It was then that John Hunter first picked up a snooker cue. However, he did not play on full-sized tables until four years later at the Berkshire Club, in Windsor, where future world champion Steve Davis and his dad used to practise and which was owned by snooker commentator Jack Karnehm and table manufacturer Bill Hillman.
He joined in the January and remarkably made his first century in the November.
“The standard there was fantastic,” recalled Hunter. “It rubs off on you.
“I lived in that place. In those 11 months, I probably crammed more snooker in than other people do in three or four years.
“I just loved it. If you find something you do well, you just want to do it more and more. I was obsessive about trying to make my highest break – too obsessive, really.
“I should’ve focused a bit more on winning rather than break building,” he added ruefully.
Mentored by Mel Turner, Hunter won a Schweppes-sponsored national junior championship (where a certain Stephen Hendry was a semi-final casualty) at the age of 18.
“It all happened so fast,” he said.
Around 1985, Hunter’s dad, Ian, who was formerly in the building trade, bought Andover Snooker Club, which was later sold to Henry West, who used to manage some of the top players.
“I started a kids club on Saturday mornings because I wanted to give something back,” said Hunter.
Before long, he had initiated junior sections at Stonehenge, Durrington, Winchester and Aldershot. The first triangular match was between Winchester, Stonehenge and Andover in the late 1980s. And that was the start of the South of England circuit as we know it today.
Hunter, now 48, recalled: “I started to hold team competitions between the different kids clubs and then eventually I started to form a competition structure, which would be on Sundays. Because the junior side was so good, grown-up players wanted the same.”
Cuestars was set up with a government enterprise allowance grant. It grew to between 15-20 sections helped by Dave Norman and Ron Knight. When Knight retired, Norman bought Stoke Snooker Club from him.
Hunter said: “They were very helpful. Dave, at Swindon, was fantastic. And Ron did a brilliant kids club in Gosport.
“I can’t remember what made me think of the name. I had a friend who helped me with the logo.”
Although he loves to see Cuestars players progress and compete nationally and internationally (he helped Ben Harrison when he was 12-years-old), Hunter perhaps derives more pleasure from just seeing improvement in young players of all abilities.
“It’s all the kids – the ones who didn’t have a lot of ability – that became quite good,” he explained.

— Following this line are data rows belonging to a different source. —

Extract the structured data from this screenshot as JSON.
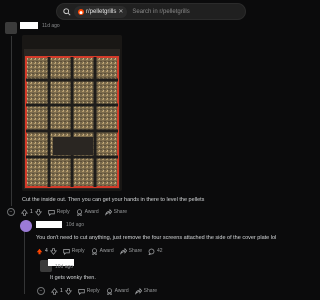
{
  "search": {
    "community_chip": "r/pelletgrills",
    "placeholder": "Search in r/pelletgrills"
  },
  "comments": [
    {
      "age": "11d ago",
      "text": "Cut the inside out. Then you can get your hands in there to level the pellets",
      "votes": "1",
      "actions": {
        "reply": "Reply",
        "award": "Award",
        "share": "Share"
      }
    },
    {
      "age": "10d ago",
      "text": "You don't need to cut anything, just remove the four screens attached the side of the cover plate lol",
      "votes": "4",
      "actions": {
        "reply": "Reply",
        "award": "Award",
        "share": "Share",
        "more_count": "42"
      }
    },
    {
      "age": "10d ago",
      "text": "It gets wonky then.",
      "votes": "1",
      "actions": {
        "reply": "Reply",
        "award": "Award",
        "share": "Share"
      }
    }
  ],
  "colors": {
    "background": "#0b0b0c",
    "upvote_active": "#ff4500",
    "tray_red": "#d43b2a"
  },
  "icons": [
    "search-icon",
    "reddit-icon",
    "close-icon",
    "upvote-icon",
    "downvote-icon",
    "reply-icon",
    "award-icon",
    "share-icon",
    "chat-icon",
    "collapse-icon"
  ]
}
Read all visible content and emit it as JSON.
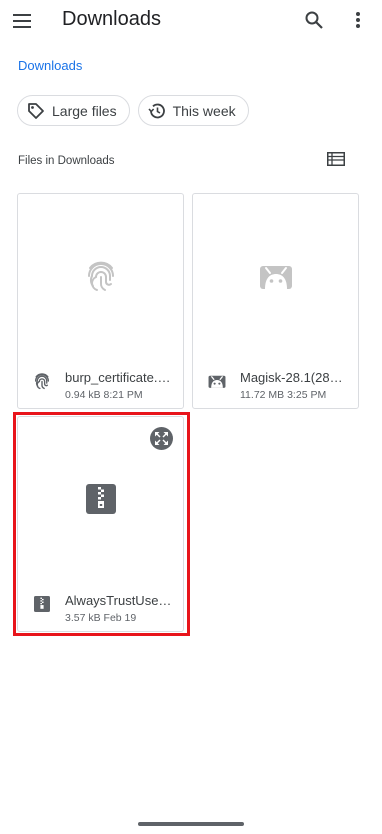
{
  "app": {
    "title": "Downloads"
  },
  "breadcrumb": {
    "label": "Downloads"
  },
  "chips": [
    {
      "label": "Large files",
      "icon": "label-tag-icon"
    },
    {
      "label": "This week",
      "icon": "history-icon"
    }
  ],
  "section": {
    "label": "Files in Downloads"
  },
  "files": [
    {
      "name": "burp_certificate.…",
      "size": "0.94 kB",
      "time": "8:21 PM",
      "icon": "fingerprint-icon"
    },
    {
      "name": "Magisk-28.1(28…",
      "size": "11.72 MB",
      "time": "3:25 PM",
      "icon": "android-icon"
    },
    {
      "name": "AlwaysTrustUse…",
      "size": "3.57 kB",
      "time": "Feb 19",
      "icon": "zip-archive-icon"
    }
  ],
  "colors": {
    "accent": "#1a73e8",
    "highlight": "#e8141b",
    "icon_grey": "#5f6368",
    "thumb_grey": "#c4c4c4"
  }
}
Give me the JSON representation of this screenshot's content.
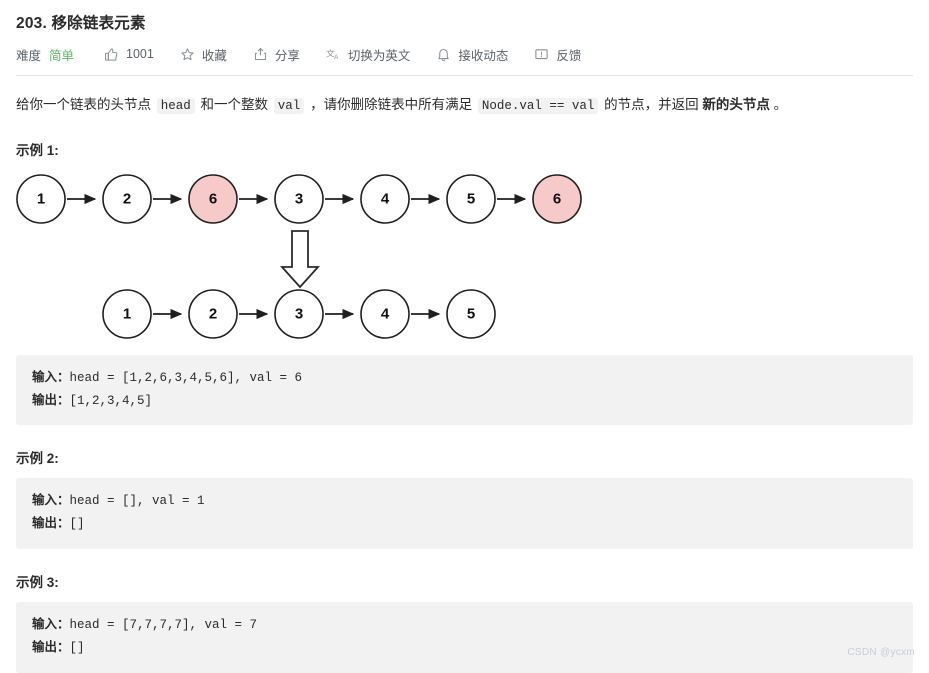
{
  "problem": {
    "title": "203. 移除链表元素",
    "difficulty_label": "难度",
    "difficulty_value": "简单",
    "difficulty_color": "#5cb85c",
    "likes": "1001",
    "favorite_label": "收藏",
    "share_label": "分享",
    "translate_label": "切换为英文",
    "subscribe_label": "接收动态",
    "feedback_label": "反馈"
  },
  "description": {
    "part1": "给你一个链表的头节点 ",
    "code1": "head",
    "part2": " 和一个整数 ",
    "code2": "val",
    "part3": " ，请你删除链表中所有满足 ",
    "code3": "Node.val == val",
    "part4": " 的节点，并返回 ",
    "bold1": "新的头节点",
    "part5": " 。"
  },
  "examples": [
    {
      "heading": "示例 1:",
      "input_label": "输入：",
      "input_value": "head = [1,2,6,3,4,5,6], val = 6",
      "output_label": "输出：",
      "output_value": "[1,2,3,4,5]"
    },
    {
      "heading": "示例 2:",
      "input_label": "输入：",
      "input_value": "head = [], val = 1",
      "output_label": "输出：",
      "output_value": "[]"
    },
    {
      "heading": "示例 3:",
      "input_label": "输入：",
      "input_value": "head = [7,7,7,7], val = 7",
      "output_label": "输出：",
      "output_value": "[]"
    }
  ],
  "diagram": {
    "before_nodes": [
      "1",
      "2",
      "6",
      "3",
      "4",
      "5",
      "6"
    ],
    "before_highlight_indices": [
      2,
      6
    ],
    "after_nodes": [
      "1",
      "2",
      "3",
      "4",
      "5"
    ],
    "highlight_color": "#f7caca",
    "node_fill": "#ffffff",
    "stroke_color": "#1f1f1f",
    "arrow_marker_label": "down-arrow-above-node-3"
  },
  "watermark": "CSDN @ycxm"
}
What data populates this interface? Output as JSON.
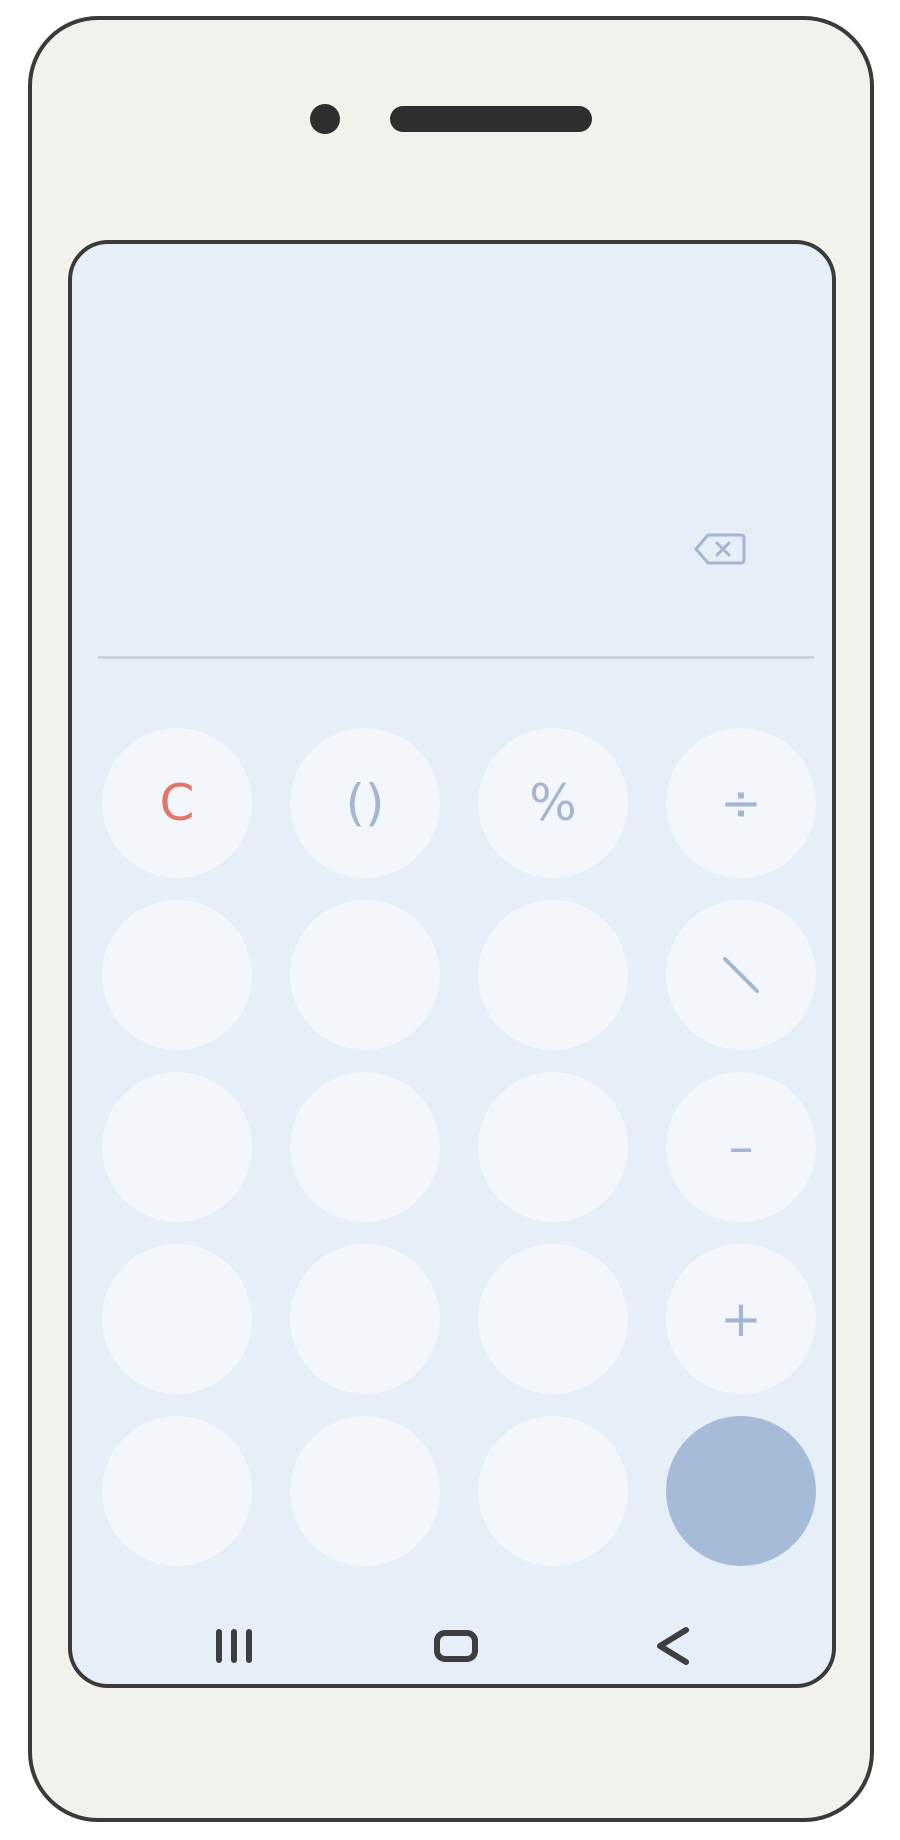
{
  "keypad": {
    "clear": "C",
    "parentheses": "()",
    "percent": "%",
    "divide": "÷",
    "multiply": "",
    "minus": "–",
    "plus": "+",
    "equals": ""
  },
  "display": {
    "backspace_icon": "backspace-icon"
  },
  "navbar": {
    "recents_icon": "recents-icon",
    "home_icon": "home-icon",
    "back_icon": "back-icon"
  },
  "colors": {
    "screen_bg": "#e6eef8",
    "key_bg": "#f3f7fc",
    "operator_text": "#a6b6d1",
    "clear_text": "#e1776a",
    "equals_bg": "#a6bbd8",
    "phone_body": "#f3f1ec"
  }
}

“They might have been a bit rough and ready when they signed up to it but they got on well in life. You feel like you’ve contributed a little bit to that.”

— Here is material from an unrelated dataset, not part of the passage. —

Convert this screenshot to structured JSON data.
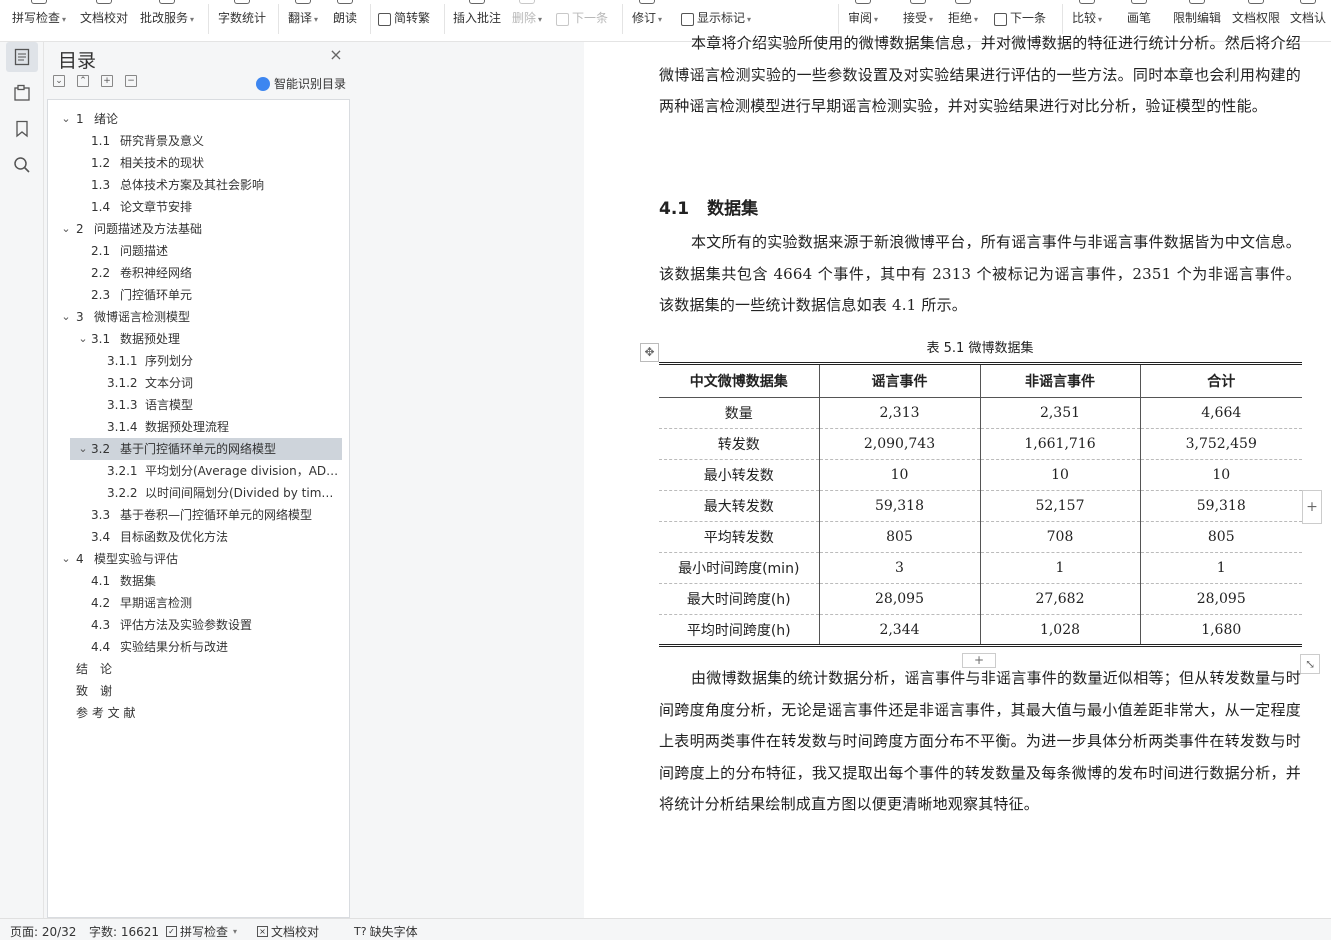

He tells a story about going to the bank to ask for a loan: “The person stood in front of me was in his 30s. He’d lost more of his hair than I had. He said ‘I used to be in your kids club’. And there I am sat there begging him for a loan.”
And did he give you the loan?
“He gave me a load of hassle, to be quite honest,” laughed Hunter.
Reflection on his near 30 years running Cuestars, he said: “I get a buzz; I enjoy it. I’m a snooker player myself. I was a kid who played snooker so I understand what makes things exciting. I’m constantly thinking of things that will capture their interest the way it captured my interest when I was younger.
“Not only did it give them a skill for playing snooker, it obviously helped their skills in life. I’ve always liked to organise things. Cuestars hasn’t been about me, it’s been about the people.
“But I can’t say I’m not proud,” which is about as much as you’ll ever get from a man who does not like to blow his own trumpet.